Comprising a massive 7,900 square kilometres, Bicuar National Park has been developed from a former hunting reserve and hardship during the Angolan Civil War, to an area waiting to welcome a diversity of species once again.
The Cunene River makes up the eastern border of the park that is to the north of a unique eco-region identified as the Angolan mopane woodland. The rest of the landscape is a mix between savannah, sandy hills, wetland swamps, dambo grasslands, shrub thickets, and open miombo bushveld.
A temperate highland tropical climate reigns over the park that has an average rainfall of around 800 millimetres per year. Since 2013, the provincial government of Huila has been in the process of rebuilding the park to protect and also attract animals to the region once again. Herds of elephants have already made their way back.
The wildlife of Bicuar was sadly decimated during the Angolan Civil War, as well as through poaching. A diversity of species are, however, slowly but surely returning to the park that was historically known for huge herds of large mammals like elephants. Other species that occur in this area include antelope like eland, kudu, waterbuck and reedbuck, zebras and blue wildebeest, as well as the occasional leopard and cheetah.
The wet season in Angola lasts from October through April and the misty season—also called the “Cacimbo”—from May to September. For the best wildlife viewing, travellers should visit the country between June and September when it is cooler and drier.
With the help and financial assistance from the foreign governments, Bicuar is busy putting infrastructure in place to create a variety of safari options to attract visitors, including the construction of trails.

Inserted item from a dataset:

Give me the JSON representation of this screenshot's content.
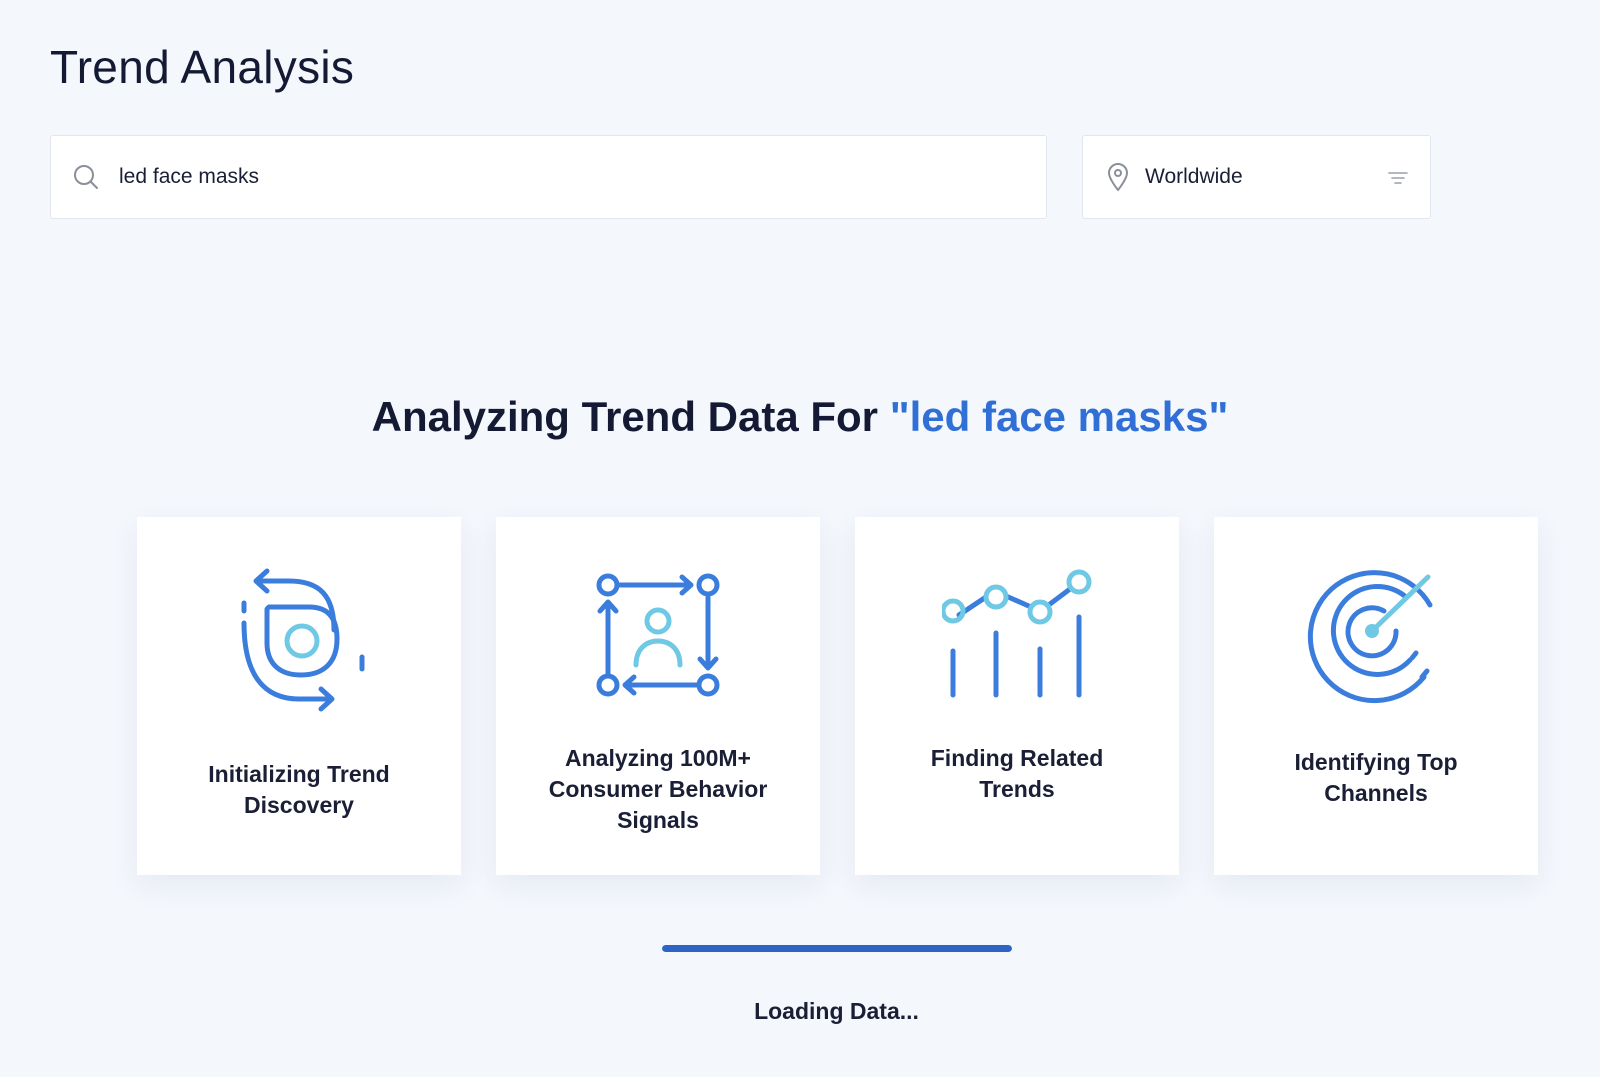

There are currently no accommodation options available in Bicuar. The local government had plans to construct tourism villages near the main gate that would have included accommodation and restaurants, but it is not known if these are operational yet.